JMM Editor's Choice: a new skin test for latent tuberculosis
Posted on September 5, 2019 by Microbiology Society
The Journal of Medical Microbiology (JMM) is a journal published by the Microbiology Society, focused on providing a comprehensive coverage of medical, dental and veterinary microbiology and infectious diseases, including bacteriology, virology, mycology and parasitology. This month, Associate Professor Rikke Louise Meyer has selected an outstanding paper from the July issue to highlight as Editor's Choice. The paper, titled 'Application of transdermal patches with new skin test reagents for detection of latent tuberculosis' discusses a new diagnostic tool to identify patients with dormant tuberculosis.

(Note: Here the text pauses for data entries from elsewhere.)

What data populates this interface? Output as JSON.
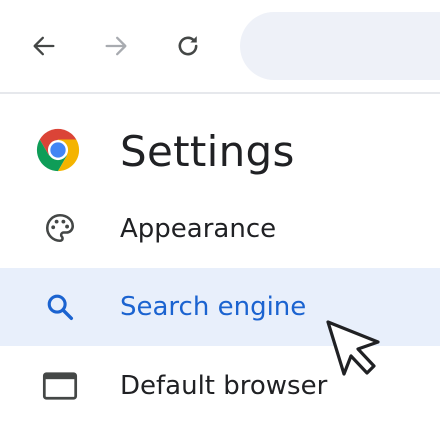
{
  "toolbar": {
    "back_icon": "arrow-left-icon",
    "forward_icon": "arrow-right-icon",
    "reload_icon": "reload-icon",
    "forward_enabled": false,
    "omnibox_value": ""
  },
  "header": {
    "logo": "chrome-logo",
    "title": "Settings"
  },
  "menu": {
    "items": [
      {
        "label": "Appearance",
        "icon": "palette-icon",
        "selected": false
      },
      {
        "label": "Search engine",
        "icon": "search-icon",
        "selected": true
      },
      {
        "label": "Default browser",
        "icon": "browser-window-icon",
        "selected": false
      }
    ]
  },
  "colors": {
    "accent": "#1b63d0",
    "selected_bg": "#e8effb",
    "omnibox_bg": "#eef1f8",
    "text": "#202124",
    "icon": "#444746",
    "disabled_icon": "#a8abb0"
  }
}
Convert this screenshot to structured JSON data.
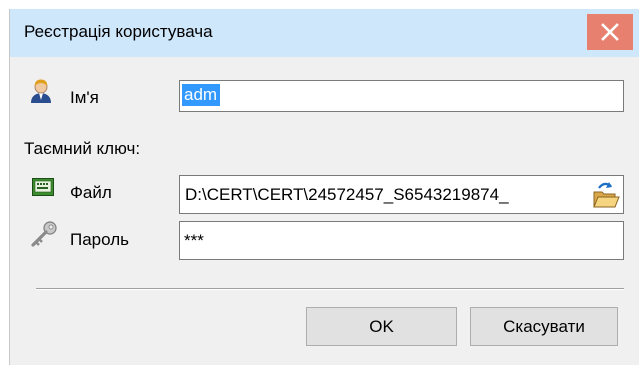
{
  "window": {
    "title": "Реєстрація користувача",
    "close_icon": "close-icon"
  },
  "form": {
    "name": {
      "label": "Ім'я",
      "value": "adm",
      "icon": "user-icon"
    },
    "secret_key_heading": "Таємний ключ:",
    "file": {
      "label": "Файл",
      "value": "D:\\CERT\\CERT\\24572457_S6543219874_",
      "icon": "keyboard-icon",
      "browse_icon": "folder-open-icon"
    },
    "password": {
      "label": "Пароль",
      "value": "***",
      "icon": "key-icon"
    }
  },
  "buttons": {
    "ok": "OK",
    "cancel": "Скасувати"
  },
  "colors": {
    "titlebar": "#cfe7fb",
    "close_button": "#e8806f",
    "dialog_background": "#f0f0f0",
    "selection": "#3399ff"
  }
}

Tuberculosis is a major global health problem and inaccurate diagnostic tests for latent tuberculosis infection is a challenge for managing the spread of this disease. In this important study, Kasempimolporn et al. sought to develop a novel diagnostic skin test based on specific tuberculosis antigens. Current commercial tests are based on the tuberculin purified protein derivative (PPD). PPD-based tests can produce false-negative results because PPD antigens are not specific for pathogenic strains, and false-positive results are common in vaccinated individuals. The antigens used in the current study were specific to Mycobacterium tuberculosis, and skin tests performed on guinea pigs sensitized with Mycobacterium tuberculosis were positive, while vaccinated individuals tested negative. The study therefore presents an important step forward for easy and accurate diagnostic tests for latent tuberculosis infection.
Current intradermal tuberculin skin tests (TST) for latent tuberculosis infection have poor specificity. Developing a better skin test antigen, as well as a simple skin patch test, may improve and facilitate the diagnostic performance. The defined antigens that were unique to Mycobacterium tuberculosis were used as diagnostic skin test reagents in comparison to a standard tuberculin and the performance of skin patches was evaluated in guinea pigs. Compared with the TST, transdermal application of defined purified antigens might be a promising method for laternt tuberculosis infection screening. Further studies of its application in humans would be necessary.